BRIEF: Print the data exactly, leaving nothing out.

Dataset rows for apps and sites
________________

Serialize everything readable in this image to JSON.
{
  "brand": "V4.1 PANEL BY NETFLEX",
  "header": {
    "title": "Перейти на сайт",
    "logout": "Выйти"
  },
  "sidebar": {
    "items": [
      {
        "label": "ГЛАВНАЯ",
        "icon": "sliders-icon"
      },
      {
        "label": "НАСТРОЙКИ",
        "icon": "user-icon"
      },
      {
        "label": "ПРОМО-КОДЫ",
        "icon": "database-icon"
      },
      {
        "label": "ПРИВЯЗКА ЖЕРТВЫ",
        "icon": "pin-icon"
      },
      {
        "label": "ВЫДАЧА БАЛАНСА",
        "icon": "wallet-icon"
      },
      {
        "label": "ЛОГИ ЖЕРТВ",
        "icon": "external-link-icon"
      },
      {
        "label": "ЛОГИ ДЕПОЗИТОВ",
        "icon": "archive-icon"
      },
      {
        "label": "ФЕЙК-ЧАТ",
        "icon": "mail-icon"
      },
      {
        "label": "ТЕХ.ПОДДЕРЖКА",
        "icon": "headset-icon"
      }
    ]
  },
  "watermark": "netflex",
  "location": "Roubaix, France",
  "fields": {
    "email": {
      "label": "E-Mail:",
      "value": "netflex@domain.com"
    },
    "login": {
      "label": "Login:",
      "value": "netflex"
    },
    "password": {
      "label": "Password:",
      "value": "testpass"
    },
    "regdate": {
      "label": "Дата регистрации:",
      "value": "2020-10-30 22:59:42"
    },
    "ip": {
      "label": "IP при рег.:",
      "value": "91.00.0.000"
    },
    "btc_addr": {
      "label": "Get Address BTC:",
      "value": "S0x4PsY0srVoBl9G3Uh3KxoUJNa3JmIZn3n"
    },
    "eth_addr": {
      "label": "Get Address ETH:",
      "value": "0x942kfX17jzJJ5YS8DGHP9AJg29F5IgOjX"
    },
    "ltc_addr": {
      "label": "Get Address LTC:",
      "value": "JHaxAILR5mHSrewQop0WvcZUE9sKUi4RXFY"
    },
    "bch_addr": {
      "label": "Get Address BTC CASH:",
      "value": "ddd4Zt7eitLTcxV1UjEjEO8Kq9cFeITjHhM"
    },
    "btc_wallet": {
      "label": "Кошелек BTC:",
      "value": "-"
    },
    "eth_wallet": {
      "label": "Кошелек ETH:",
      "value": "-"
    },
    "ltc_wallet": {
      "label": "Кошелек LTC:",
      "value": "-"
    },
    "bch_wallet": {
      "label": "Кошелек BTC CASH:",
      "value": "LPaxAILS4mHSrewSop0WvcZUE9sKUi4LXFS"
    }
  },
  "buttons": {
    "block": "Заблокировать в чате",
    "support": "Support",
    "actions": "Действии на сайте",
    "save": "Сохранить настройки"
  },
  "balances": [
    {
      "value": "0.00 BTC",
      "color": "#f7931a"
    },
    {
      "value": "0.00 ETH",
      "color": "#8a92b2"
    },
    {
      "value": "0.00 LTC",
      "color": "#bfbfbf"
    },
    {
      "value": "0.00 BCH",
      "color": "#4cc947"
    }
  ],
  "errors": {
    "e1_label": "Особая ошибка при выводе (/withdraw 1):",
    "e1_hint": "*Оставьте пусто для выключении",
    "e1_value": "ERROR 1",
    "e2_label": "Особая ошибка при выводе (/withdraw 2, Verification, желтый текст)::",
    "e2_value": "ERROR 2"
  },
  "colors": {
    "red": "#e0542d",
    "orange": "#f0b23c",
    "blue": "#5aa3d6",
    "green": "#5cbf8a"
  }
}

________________

WRITTEN ANSWER:
Serialize everything readable in this image to JSON.
{
  "brand": "V4.1 PANEL BY NETFLEX",
  "header": {
    "title": "Перейти на сайт",
    "logout": "Выйти"
  },
  "sidebar": {
    "items": [
      {
        "label": "ГЛАВНАЯ",
        "icon": "sliders-icon"
      },
      {
        "label": "НАСТРОЙКИ",
        "icon": "user-icon"
      },
      {
        "label": "ПРОМО-КОДЫ",
        "icon": "database-icon"
      },
      {
        "label": "ПРИВЯЗКА ЖЕРТВЫ",
        "icon": "pin-icon"
      },
      {
        "label": "ВЫДАЧА БАЛАНСА",
        "icon": "wallet-icon"
      },
      {
        "label": "ЛОГИ ЖЕРТВ",
        "icon": "external-link-icon"
      },
      {
        "label": "ЛОГИ ДЕПОЗИТОВ",
        "icon": "archive-icon"
      },
      {
        "label": "ФЕЙК-ЧАТ",
        "icon": "mail-icon"
      },
      {
        "label": "ТЕХ.ПОДДЕРЖКА",
        "icon": "headset-icon"
      }
    ]
  },
  "watermark": "netflex",
  "location": "Roubaix, France",
  "fields": {
    "email": {
      "label": "E-Mail:",
      "value": "netflex@domain.com"
    },
    "login": {
      "label": "Login:",
      "value": "netflex"
    },
    "password": {
      "label": "Password:",
      "value": "testpass"
    },
    "regdate": {
      "label": "Дата регистрации:",
      "value": "2020-10-30 22:59:42"
    },
    "ip": {
      "label": "IP при рег.:",
      "value": "91.00.0.000"
    },
    "btc_addr": {
      "label": "Get Address BTC:",
      "value": "S0x4PsY0srVoBl9G3Uh3KxoUJNa3JmIZn3n"
    },
    "eth_addr": {
      "label": "Get Address ETH:",
      "value": "0x942kfX17jzJJ5YS8DGHP9AJg29F5IgOjX"
    },
    "ltc_addr": {
      "label": "Get Address LTC:",
      "value": "JHaxAILR5mHSrewQop0WvcZUE9sKUi4RXFY"
    },
    "bch_addr": {
      "label": "Get Address BTC CASH:",
      "value": "ddd4Zt7eitLTcxV1UjEjEO8Kq9cFeITjHhM"
    },
    "btc_wallet": {
      "label": "Кошелек BTC:",
      "value": "-"
    },
    "eth_wallet": {
      "label": "Кошелек ETH:",
      "value": "-"
    },
    "ltc_wallet": {
      "label": "Кошелек LTC:",
      "value": "-"
    },
    "bch_wallet": {
      "label": "Кошелек BTC CASH:",
      "value": "LPaxAILS4mHSrewSop0WvcZUE9sKUi4LXFS"
    }
  },
  "buttons": {
    "block": "Заблокировать в чате",
    "support": "Support",
    "actions": "Действии на сайте",
    "save": "Сохранить настройки"
  },
  "balances": [
    {
      "value": "0.00 BTC",
      "color": "#f7931a"
    },
    {
      "value": "0.00 ETH",
      "color": "#8a92b2"
    },
    {
      "value": "0.00 LTC",
      "color": "#bfbfbf"
    },
    {
      "value": "0.00 BCH",
      "color": "#4cc947"
    }
  ],
  "errors": {
    "e1_label": "Особая ошибка при выводе (/withdraw 1):",
    "e1_hint": "*Оставьте пусто для выключении",
    "e1_value": "ERROR 1",
    "e2_label": "Особая ошибка при выводе (/withdraw 2, Verification, желтый текст)::",
    "e2_value": "ERROR 2"
  },
  "colors": {
    "red": "#e0542d",
    "orange": "#f0b23c",
    "blue": "#5aa3d6",
    "green": "#5cbf8a"
  }
}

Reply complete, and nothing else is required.